"""

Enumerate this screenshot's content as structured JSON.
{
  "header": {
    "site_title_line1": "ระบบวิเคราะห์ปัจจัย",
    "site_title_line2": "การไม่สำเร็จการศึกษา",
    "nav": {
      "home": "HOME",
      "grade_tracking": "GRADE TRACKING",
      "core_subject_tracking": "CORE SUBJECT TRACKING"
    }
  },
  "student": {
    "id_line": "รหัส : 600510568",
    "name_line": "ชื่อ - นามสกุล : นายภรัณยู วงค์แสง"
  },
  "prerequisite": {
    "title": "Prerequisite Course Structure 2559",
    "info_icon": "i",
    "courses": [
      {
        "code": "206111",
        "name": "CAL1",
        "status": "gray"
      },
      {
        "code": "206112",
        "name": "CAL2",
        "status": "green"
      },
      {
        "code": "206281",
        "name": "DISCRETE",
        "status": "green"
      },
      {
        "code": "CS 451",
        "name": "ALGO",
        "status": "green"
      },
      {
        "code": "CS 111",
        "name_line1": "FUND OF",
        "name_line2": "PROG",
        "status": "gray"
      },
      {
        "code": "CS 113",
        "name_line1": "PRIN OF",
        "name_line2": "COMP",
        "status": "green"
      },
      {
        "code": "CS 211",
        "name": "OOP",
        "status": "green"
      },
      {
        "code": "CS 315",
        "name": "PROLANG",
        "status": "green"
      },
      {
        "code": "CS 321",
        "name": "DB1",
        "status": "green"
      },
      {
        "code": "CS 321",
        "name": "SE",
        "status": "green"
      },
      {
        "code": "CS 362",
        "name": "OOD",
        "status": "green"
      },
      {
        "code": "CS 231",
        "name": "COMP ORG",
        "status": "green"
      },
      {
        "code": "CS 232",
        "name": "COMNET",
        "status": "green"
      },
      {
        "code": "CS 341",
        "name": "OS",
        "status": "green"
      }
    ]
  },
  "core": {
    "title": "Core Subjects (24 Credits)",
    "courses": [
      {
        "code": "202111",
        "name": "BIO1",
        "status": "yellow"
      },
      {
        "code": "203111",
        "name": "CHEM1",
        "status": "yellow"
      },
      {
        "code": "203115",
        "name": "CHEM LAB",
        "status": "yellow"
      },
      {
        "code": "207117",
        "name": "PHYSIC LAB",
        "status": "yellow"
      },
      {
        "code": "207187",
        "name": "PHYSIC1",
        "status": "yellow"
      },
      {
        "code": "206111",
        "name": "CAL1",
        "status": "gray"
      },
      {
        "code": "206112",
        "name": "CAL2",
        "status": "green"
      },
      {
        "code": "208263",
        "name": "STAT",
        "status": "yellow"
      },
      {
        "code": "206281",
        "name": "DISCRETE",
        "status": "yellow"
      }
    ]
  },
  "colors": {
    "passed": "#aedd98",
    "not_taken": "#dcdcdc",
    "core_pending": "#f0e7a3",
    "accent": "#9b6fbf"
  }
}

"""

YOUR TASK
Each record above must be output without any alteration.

RESPONSE
Enumerate this screenshot's content as structured JSON.
{
  "header": {
    "site_title_line1": "ระบบวิเคราะห์ปัจจัย",
    "site_title_line2": "การไม่สำเร็จการศึกษา",
    "nav": {
      "home": "HOME",
      "grade_tracking": "GRADE TRACKING",
      "core_subject_tracking": "CORE SUBJECT TRACKING"
    }
  },
  "student": {
    "id_line": "รหัส : 600510568",
    "name_line": "ชื่อ - นามสกุล : นายภรัณยู วงค์แสง"
  },
  "prerequisite": {
    "title": "Prerequisite Course Structure 2559",
    "info_icon": "i",
    "courses": [
      {
        "code": "206111",
        "name": "CAL1",
        "status": "gray"
      },
      {
        "code": "206112",
        "name": "CAL2",
        "status": "green"
      },
      {
        "code": "206281",
        "name": "DISCRETE",
        "status": "green"
      },
      {
        "code": "CS 451",
        "name": "ALGO",
        "status": "green"
      },
      {
        "code": "CS 111",
        "name_line1": "FUND OF",
        "name_line2": "PROG",
        "status": "gray"
      },
      {
        "code": "CS 113",
        "name_line1": "PRIN OF",
        "name_line2": "COMP",
        "status": "green"
      },
      {
        "code": "CS 211",
        "name": "OOP",
        "status": "green"
      },
      {
        "code": "CS 315",
        "name": "PROLANG",
        "status": "green"
      },
      {
        "code": "CS 321",
        "name": "DB1",
        "status": "green"
      },
      {
        "code": "CS 321",
        "name": "SE",
        "status": "green"
      },
      {
        "code": "CS 362",
        "name": "OOD",
        "status": "green"
      },
      {
        "code": "CS 231",
        "name": "COMP ORG",
        "status": "green"
      },
      {
        "code": "CS 232",
        "name": "COMNET",
        "status": "green"
      },
      {
        "code": "CS 341",
        "name": "OS",
        "status": "green"
      }
    ]
  },
  "core": {
    "title": "Core Subjects (24 Credits)",
    "courses": [
      {
        "code": "202111",
        "name": "BIO1",
        "status": "yellow"
      },
      {
        "code": "203111",
        "name": "CHEM1",
        "status": "yellow"
      },
      {
        "code": "203115",
        "name": "CHEM LAB",
        "status": "yellow"
      },
      {
        "code": "207117",
        "name": "PHYSIC LAB",
        "status": "yellow"
      },
      {
        "code": "207187",
        "name": "PHYSIC1",
        "status": "yellow"
      },
      {
        "code": "206111",
        "name": "CAL1",
        "status": "gray"
      },
      {
        "code": "206112",
        "name": "CAL2",
        "status": "green"
      },
      {
        "code": "208263",
        "name": "STAT",
        "status": "yellow"
      },
      {
        "code": "206281",
        "name": "DISCRETE",
        "status": "yellow"
      }
    ]
  },
  "colors": {
    "passed": "#aedd98",
    "not_taken": "#dcdcdc",
    "core_pending": "#f0e7a3",
    "accent": "#9b6fbf"
  }
}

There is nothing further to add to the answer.